The action in Justice League Heroes is pretty straightforward. Most of the time, you're simply making your way from one end of a level to the other, tearing up as many enemies as possible along the way. On occasion, though, you'll be charged with rescuing civilians or destroying specific machinery, which are tasks that the game makes apparent with a persistent onscreen compass. You'll also come upon locked doors that you'll need to unlock by entering a specified button sequence in a limited amount of time, which adds some quick minigame action to the proceedings. The levels are usually designed to funnel you in a specific direction, but if you get lost, there's a handy minimap that gives the lay of the land and highlights important points.
Justice League Heroes appears to use the same basic technology that powered Snowblind Studios' first real hit, Baldur's Gate: Dark Alliance. Dark Alliance was arguably one of the best-looking PlayStation 2 games of its time, but that was nearly five years ago, and standards have changed. Justice League Heroes still has a really clean look to it, especially when running in 720p on the Xbox version. The environments, while relatively small, are packed with detail and cover a wide range of locations. Though there's not a terrific variety of enemies within each level, the enemies you'll face change as you travel to new areas. And these new areas look pretty good. The overhead camera perspective keeps the action from feeling as grand as you might expect from this band of superheroes, some of the outdoor environments look a little grainy, and the occasional overuse of light and particle effects can create a little slowdown. At this point, it's not going to blow anyone's mind, but considering what the game is working with, Justice League Heroes just looks well put together.
While it shares a lot of its components with Snowblind's past dungeon crawlers, Justice League Heroes has a pretty unique flavor. It flexes the strengths of the DC universe quite well. Although there's undoubtedly some bellyaching over stuff like the inclusion of Zatanna and the omission of Justice League anchors like Captain Marvel, there is a respect for the source material that should satisfy fans. The character customization gives you enough freedom in shaping the heroes without betraying the characters, and at about 10 hours, it's a healthy-sized adventure.

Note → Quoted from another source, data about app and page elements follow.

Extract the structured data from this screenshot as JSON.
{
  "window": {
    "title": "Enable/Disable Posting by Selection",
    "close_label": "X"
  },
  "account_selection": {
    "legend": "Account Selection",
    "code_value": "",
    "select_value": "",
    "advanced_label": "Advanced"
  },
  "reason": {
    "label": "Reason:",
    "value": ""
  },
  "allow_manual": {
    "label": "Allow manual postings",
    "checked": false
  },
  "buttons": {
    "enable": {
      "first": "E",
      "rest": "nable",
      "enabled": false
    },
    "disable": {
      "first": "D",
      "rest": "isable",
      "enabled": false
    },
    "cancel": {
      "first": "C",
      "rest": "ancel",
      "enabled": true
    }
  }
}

The game does both the comic book and the dungeon-crawler parts well enough that it has the potential to turn fans of one into the other.